From: Association between sickle cell and β-thalassemia genes and hemoglobin concentration and anemia in children and non-pregnant women in Sierra Leone: ancillary analysis of data from Sierra Leone’s 2013 National Micronutrient Survey

Category Nomenclature Definition; sequelae
Normal hemoglobin (AA) or hemoglobin C trait (AC) HbAA/AC Red blood cells are normal, and individuals have no symptoms and normal hemoglobin concentrations [9, 15]
Homozygous sickle cell genes HbSS Sickle cell gene inherited from both parents, resulting in red blood cells that have a sickle shape at low oxygen tension; HbSS can result in increased under-5 mortality and maternal mortality, and hemoglobin concentrations are often around 80 g/L [9, 16]
Heterozygous sickle cell trait HbSC Heterozygous sickle cell trait, whereby individuals inherit a sickle cell gene from one parent and a hemoglobin C gene from the other parent; individuals have fewer sickle cells but may have slightly lower hemoglobin concentrations than HbAA individuals [17]. Hemoglobin C is most prevalence in West Africa [15]
Heterozygous sickle cell trait HbAS Heterozygous sickle cell trait, whereby individuals inherit a normal hemoglobin A gene from one parent and a hemoglobin S gene (i.e. sickle cell gene) from the other parent; Individuals often no symptoms and normal hemoglobin concentrations [6] and inherit partial protection against malaria [18]
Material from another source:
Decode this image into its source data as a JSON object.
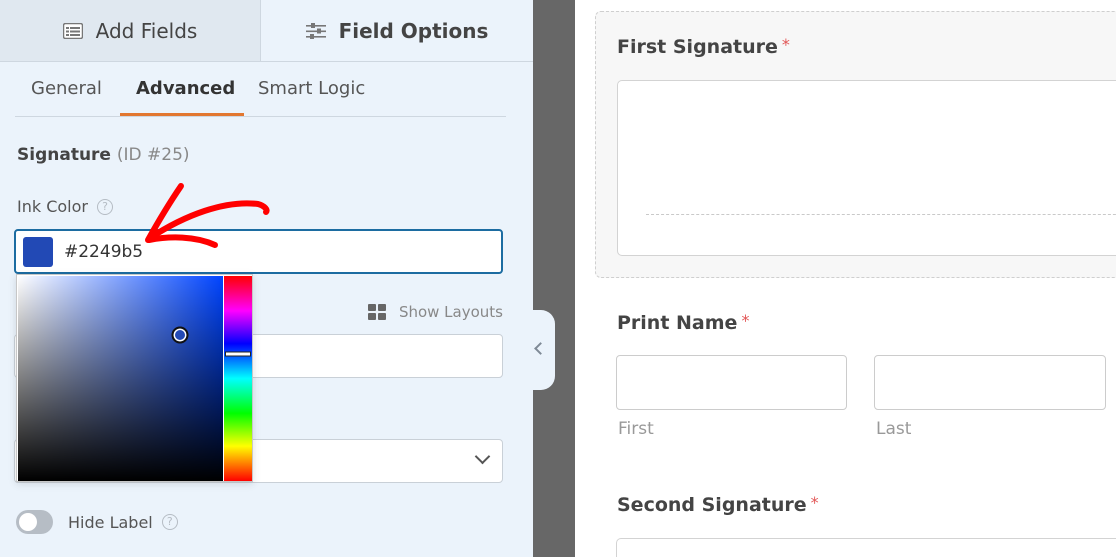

β-Thalassemia β-Thalassemia An inherited mutation that results in a “reduced or absent synthesis of beta globin chains” [19]; red blood cells are smaller than usual and hemoglobin may be lower than in HbAA individuals [20]